▶ [Component data from apps and pages]:
═══
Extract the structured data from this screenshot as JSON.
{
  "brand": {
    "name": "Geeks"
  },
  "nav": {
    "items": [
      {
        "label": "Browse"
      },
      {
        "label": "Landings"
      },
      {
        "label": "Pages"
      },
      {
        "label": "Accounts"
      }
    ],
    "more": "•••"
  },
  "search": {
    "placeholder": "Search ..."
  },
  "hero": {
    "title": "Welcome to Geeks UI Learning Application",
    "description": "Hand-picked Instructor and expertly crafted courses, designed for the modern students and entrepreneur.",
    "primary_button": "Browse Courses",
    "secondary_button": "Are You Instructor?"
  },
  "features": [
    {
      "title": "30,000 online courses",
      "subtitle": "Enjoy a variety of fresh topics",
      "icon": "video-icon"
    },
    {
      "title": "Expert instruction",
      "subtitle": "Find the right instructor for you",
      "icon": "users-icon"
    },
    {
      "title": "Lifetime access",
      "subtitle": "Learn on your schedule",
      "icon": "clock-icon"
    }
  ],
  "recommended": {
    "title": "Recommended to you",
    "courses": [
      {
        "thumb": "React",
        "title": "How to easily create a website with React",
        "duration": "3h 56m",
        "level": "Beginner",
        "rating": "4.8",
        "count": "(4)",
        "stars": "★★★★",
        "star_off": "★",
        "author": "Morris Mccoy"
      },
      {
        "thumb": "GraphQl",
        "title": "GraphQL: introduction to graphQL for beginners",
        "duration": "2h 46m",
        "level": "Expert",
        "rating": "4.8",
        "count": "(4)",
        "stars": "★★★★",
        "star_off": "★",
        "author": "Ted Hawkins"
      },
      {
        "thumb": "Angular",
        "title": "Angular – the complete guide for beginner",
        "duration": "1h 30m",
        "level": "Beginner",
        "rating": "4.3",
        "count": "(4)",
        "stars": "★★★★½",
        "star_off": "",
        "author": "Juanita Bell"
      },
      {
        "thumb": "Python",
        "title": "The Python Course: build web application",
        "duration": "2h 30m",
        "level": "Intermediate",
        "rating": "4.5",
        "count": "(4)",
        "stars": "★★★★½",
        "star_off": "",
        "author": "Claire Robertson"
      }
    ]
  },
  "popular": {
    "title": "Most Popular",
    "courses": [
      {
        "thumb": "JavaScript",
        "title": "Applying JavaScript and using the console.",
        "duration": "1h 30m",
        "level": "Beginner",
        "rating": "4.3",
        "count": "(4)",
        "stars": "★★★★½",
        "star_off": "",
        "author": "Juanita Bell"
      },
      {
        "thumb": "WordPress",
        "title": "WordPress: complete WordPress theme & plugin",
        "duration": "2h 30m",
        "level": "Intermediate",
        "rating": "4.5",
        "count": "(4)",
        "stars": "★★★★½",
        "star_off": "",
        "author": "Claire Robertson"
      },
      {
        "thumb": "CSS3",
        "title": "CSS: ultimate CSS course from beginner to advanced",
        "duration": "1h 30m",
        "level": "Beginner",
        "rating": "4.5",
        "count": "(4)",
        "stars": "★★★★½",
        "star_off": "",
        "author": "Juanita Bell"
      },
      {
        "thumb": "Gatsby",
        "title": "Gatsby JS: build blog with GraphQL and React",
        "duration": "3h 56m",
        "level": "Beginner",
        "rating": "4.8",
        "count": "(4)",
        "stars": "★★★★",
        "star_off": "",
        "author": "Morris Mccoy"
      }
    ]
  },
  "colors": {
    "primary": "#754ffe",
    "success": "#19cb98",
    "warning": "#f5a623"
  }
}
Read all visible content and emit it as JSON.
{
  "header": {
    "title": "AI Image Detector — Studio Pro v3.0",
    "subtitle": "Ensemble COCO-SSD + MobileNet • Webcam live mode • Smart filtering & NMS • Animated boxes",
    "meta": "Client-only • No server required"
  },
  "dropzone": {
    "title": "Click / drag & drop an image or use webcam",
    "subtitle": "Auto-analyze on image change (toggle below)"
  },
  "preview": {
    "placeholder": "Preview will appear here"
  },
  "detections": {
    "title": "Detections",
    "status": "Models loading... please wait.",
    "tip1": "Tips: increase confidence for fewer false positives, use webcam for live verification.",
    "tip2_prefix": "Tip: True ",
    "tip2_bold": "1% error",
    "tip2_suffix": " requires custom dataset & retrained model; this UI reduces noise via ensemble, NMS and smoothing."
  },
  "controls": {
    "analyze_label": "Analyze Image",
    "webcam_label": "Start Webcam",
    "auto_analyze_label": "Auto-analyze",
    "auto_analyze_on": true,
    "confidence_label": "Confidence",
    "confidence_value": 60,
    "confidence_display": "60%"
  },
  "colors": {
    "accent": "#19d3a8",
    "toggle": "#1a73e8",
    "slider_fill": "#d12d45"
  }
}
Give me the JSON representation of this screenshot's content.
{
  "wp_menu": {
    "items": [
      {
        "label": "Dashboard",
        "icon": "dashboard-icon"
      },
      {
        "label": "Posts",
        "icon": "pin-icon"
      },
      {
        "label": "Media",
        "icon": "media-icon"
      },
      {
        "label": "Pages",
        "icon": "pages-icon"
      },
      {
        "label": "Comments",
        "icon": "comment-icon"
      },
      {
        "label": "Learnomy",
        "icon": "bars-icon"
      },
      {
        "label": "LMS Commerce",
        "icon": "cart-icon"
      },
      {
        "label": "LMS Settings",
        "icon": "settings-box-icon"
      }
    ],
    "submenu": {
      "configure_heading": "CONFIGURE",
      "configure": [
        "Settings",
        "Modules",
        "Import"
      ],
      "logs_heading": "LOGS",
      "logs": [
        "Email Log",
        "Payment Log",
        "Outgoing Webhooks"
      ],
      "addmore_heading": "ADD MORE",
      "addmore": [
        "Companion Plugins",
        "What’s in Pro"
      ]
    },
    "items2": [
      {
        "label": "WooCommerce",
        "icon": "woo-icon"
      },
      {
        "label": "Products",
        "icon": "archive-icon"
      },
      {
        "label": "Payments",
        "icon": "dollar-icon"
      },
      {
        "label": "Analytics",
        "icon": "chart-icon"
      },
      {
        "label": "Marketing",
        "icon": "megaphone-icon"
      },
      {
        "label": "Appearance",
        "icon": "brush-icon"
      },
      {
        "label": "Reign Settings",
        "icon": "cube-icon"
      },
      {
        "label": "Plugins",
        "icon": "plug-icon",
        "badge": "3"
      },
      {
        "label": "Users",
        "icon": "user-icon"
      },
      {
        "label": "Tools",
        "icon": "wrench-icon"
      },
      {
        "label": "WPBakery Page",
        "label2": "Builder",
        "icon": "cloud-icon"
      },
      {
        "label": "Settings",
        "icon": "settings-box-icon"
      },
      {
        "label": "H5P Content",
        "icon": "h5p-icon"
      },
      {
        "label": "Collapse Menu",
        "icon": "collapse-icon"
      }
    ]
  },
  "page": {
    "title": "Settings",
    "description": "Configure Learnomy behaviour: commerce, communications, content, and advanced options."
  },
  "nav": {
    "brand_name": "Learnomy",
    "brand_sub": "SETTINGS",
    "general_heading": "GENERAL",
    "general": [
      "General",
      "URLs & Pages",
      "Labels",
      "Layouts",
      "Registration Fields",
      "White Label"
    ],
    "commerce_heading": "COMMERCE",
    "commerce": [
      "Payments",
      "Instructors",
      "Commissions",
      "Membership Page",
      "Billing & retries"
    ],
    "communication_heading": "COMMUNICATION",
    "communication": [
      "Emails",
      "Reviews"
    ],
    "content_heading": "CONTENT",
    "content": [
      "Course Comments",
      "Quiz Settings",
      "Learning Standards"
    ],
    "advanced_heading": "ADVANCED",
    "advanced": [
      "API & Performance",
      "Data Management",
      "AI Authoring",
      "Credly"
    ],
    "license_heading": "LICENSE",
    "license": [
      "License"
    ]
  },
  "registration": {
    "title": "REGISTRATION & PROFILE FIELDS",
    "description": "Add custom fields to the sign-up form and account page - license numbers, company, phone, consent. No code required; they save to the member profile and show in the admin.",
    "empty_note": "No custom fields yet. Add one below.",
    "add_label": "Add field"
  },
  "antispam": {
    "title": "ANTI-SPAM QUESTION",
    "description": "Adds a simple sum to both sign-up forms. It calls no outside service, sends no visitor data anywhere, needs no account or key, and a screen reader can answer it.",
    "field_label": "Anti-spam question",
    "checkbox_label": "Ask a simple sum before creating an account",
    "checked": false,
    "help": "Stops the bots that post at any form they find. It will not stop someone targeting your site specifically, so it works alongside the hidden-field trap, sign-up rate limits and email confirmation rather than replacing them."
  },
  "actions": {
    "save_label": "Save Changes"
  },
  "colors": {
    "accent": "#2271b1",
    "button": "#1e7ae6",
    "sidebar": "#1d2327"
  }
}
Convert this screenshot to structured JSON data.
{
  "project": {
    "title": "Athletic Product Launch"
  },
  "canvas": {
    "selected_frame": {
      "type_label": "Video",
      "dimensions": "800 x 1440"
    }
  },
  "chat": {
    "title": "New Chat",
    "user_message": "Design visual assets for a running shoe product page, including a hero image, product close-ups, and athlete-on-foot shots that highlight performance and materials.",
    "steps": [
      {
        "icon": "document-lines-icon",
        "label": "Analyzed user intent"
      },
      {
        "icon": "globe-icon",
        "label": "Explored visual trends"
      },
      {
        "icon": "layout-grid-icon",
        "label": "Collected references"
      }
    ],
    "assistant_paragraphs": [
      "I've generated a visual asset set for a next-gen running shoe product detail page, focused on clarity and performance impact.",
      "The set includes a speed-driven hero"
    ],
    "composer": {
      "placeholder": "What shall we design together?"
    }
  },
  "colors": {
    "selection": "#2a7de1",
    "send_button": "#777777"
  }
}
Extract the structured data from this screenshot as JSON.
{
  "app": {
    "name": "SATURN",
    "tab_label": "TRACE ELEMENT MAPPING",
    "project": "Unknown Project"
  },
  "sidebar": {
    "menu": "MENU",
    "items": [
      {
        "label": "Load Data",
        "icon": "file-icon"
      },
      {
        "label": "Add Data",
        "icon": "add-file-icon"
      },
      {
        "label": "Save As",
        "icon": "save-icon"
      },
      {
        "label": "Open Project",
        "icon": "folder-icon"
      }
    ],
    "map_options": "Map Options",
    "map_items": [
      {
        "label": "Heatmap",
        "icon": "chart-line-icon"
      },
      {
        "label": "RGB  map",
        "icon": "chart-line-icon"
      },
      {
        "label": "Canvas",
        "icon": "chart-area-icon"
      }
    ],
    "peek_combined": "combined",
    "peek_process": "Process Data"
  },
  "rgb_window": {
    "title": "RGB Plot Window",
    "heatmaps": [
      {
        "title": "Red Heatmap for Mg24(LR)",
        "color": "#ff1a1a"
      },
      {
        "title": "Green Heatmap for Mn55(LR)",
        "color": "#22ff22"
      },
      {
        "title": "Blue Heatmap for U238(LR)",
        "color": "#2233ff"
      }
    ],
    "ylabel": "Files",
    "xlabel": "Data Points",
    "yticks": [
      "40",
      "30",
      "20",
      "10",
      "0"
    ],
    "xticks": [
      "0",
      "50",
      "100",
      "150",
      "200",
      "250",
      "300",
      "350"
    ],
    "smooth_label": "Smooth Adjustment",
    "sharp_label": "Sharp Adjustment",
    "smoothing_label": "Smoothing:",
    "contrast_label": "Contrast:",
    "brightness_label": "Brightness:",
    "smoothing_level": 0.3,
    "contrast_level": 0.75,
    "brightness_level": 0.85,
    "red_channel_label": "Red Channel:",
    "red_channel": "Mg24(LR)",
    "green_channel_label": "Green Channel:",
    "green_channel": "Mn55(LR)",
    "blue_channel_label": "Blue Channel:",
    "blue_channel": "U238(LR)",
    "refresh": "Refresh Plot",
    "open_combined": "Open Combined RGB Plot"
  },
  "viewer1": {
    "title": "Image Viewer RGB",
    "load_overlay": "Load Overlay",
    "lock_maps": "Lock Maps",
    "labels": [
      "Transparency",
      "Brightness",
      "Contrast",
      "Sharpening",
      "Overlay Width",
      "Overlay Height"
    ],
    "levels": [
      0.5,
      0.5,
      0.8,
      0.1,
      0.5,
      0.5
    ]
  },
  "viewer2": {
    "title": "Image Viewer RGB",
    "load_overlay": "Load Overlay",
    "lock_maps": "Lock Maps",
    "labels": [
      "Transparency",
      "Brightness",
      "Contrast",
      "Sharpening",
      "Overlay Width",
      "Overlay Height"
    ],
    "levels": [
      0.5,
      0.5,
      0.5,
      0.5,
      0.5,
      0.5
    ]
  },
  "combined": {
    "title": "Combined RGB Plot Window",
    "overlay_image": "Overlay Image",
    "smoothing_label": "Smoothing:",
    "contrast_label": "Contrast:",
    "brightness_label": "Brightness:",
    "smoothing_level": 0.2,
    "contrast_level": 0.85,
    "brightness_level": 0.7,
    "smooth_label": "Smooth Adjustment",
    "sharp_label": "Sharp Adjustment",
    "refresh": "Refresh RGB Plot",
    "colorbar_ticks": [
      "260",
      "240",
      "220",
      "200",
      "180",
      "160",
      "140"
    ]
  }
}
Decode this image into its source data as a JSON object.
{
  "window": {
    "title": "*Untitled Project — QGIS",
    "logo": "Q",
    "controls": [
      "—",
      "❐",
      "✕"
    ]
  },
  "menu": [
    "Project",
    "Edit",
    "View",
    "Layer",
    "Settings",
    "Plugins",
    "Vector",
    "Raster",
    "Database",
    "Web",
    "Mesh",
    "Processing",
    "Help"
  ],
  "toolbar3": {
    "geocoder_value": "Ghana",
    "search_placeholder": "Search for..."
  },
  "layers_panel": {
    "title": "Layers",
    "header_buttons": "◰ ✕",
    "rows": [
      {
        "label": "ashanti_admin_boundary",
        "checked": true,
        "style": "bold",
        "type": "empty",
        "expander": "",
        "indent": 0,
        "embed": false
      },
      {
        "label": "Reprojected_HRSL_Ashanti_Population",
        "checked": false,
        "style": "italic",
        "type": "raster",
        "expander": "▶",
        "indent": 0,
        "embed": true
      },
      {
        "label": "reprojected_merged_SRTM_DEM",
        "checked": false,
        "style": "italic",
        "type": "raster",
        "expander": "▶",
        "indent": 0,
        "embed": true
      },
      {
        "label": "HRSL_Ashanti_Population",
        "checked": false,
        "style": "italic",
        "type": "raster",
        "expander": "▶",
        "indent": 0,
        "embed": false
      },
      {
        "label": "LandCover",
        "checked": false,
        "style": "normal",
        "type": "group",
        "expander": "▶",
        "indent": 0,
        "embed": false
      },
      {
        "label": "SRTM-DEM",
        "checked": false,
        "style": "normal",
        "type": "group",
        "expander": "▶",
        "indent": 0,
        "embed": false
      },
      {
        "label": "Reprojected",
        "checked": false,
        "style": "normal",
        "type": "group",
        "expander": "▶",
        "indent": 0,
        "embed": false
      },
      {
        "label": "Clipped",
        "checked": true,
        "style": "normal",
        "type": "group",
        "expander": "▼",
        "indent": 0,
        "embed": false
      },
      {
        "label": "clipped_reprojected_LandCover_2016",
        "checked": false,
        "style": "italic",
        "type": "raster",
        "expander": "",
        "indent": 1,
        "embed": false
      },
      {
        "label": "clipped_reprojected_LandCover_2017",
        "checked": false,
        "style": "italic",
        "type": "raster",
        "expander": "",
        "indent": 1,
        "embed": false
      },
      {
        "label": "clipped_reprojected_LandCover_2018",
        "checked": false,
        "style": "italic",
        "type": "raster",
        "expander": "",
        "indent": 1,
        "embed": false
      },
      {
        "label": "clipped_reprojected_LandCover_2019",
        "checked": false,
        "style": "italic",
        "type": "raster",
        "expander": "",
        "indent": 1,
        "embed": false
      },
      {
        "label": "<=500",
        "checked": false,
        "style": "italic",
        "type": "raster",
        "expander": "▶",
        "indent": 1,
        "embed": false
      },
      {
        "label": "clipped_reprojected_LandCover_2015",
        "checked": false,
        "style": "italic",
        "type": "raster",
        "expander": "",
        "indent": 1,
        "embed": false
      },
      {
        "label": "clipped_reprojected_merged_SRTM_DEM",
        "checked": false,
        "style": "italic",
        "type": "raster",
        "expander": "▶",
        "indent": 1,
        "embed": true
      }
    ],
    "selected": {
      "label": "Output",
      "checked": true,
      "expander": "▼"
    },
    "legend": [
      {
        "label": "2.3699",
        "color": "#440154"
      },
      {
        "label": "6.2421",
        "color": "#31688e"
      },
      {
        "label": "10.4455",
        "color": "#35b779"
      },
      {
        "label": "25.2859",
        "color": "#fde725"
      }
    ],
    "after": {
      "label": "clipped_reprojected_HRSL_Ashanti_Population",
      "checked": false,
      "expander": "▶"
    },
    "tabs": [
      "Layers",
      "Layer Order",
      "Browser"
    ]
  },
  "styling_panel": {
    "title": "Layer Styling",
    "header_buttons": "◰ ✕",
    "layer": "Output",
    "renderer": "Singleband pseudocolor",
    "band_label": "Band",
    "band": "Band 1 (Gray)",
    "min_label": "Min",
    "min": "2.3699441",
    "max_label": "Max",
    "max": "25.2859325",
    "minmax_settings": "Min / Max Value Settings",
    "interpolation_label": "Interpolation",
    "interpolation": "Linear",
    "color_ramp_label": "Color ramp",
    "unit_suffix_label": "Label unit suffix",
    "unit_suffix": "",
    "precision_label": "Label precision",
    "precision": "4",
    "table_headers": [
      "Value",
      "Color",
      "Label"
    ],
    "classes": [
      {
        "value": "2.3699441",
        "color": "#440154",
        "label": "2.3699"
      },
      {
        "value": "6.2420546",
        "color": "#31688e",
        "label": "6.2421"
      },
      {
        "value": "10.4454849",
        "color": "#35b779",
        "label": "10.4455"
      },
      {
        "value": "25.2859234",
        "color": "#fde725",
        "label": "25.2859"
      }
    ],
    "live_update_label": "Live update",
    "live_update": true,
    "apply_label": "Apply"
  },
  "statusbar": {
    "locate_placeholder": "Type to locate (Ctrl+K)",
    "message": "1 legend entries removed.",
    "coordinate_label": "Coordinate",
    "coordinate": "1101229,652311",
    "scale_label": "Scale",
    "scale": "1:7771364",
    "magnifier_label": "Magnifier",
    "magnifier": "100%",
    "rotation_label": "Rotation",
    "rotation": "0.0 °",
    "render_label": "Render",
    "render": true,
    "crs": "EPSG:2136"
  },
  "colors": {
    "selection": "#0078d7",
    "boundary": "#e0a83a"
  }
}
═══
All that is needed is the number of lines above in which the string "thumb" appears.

▶ [Answer to this exercise]: 8